Directions for this task:
Please copy every line of the data in which the string "true" appears.

Records for the task:
---------------

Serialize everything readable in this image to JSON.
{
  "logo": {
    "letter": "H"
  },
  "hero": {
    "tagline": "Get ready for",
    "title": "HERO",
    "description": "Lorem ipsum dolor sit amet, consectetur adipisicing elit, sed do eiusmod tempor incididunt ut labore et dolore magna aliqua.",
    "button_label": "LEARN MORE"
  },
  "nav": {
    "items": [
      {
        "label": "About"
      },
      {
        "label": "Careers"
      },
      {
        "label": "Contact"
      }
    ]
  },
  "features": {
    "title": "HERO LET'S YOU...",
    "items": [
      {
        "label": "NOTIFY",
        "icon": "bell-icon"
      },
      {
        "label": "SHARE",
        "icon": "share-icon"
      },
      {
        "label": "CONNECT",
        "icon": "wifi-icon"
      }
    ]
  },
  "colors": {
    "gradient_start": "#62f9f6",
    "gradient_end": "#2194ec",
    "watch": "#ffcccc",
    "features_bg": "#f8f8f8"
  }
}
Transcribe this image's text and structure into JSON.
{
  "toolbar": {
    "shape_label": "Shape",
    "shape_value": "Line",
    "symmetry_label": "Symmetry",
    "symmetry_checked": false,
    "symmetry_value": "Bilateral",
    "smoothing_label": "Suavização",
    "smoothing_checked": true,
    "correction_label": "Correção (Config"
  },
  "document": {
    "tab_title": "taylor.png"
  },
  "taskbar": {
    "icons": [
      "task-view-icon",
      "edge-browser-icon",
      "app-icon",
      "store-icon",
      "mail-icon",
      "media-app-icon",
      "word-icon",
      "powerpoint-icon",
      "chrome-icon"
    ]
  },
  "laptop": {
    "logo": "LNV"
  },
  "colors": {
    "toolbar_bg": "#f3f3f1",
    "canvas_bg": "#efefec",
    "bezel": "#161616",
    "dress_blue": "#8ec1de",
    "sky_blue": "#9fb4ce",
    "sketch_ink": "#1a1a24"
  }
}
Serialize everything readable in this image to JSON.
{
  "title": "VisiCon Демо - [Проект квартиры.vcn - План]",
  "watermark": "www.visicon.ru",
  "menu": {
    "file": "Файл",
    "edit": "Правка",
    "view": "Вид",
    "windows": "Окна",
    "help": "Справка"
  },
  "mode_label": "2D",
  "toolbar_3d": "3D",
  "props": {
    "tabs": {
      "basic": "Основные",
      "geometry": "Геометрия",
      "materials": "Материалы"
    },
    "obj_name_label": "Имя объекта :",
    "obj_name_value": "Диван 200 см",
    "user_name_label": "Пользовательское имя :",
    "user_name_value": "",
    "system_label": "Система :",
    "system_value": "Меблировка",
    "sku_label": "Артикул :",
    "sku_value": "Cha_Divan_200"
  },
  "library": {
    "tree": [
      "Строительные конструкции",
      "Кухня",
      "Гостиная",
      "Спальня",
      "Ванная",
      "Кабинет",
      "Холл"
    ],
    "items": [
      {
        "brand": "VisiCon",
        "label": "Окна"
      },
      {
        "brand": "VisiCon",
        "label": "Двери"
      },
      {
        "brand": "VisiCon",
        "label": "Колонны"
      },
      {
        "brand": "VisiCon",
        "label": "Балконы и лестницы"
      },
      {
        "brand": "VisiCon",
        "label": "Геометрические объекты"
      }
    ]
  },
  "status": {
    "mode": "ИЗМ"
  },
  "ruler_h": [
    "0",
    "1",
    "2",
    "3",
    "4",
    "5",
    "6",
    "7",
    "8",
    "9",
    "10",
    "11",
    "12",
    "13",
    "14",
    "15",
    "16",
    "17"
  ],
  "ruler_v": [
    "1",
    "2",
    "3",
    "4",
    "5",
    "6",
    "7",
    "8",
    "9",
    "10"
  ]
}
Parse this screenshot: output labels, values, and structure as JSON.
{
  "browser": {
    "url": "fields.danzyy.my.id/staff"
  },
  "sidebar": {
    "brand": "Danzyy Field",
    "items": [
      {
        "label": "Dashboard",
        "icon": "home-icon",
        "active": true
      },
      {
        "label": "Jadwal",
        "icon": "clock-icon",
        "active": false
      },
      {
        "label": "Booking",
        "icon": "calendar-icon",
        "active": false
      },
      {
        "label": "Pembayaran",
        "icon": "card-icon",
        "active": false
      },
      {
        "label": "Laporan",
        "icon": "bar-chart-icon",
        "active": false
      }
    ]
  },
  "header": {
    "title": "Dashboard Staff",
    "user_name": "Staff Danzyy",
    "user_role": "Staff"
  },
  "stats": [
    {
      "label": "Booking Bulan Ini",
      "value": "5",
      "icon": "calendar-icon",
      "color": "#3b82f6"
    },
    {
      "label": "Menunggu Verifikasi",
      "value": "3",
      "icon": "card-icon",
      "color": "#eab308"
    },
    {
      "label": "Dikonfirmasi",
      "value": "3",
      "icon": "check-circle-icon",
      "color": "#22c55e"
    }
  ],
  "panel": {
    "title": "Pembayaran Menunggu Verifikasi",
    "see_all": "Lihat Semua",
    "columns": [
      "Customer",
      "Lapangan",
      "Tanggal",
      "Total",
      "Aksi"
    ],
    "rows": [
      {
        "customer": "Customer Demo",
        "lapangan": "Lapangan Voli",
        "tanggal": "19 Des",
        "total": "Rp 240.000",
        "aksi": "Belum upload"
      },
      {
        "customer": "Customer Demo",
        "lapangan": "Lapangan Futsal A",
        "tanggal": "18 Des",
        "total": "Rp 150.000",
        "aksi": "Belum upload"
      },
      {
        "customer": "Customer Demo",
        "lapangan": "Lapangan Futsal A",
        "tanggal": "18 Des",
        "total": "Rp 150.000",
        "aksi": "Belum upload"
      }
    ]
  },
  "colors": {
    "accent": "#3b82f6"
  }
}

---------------

Output:
    "smoothing_checked": true,
        "active": true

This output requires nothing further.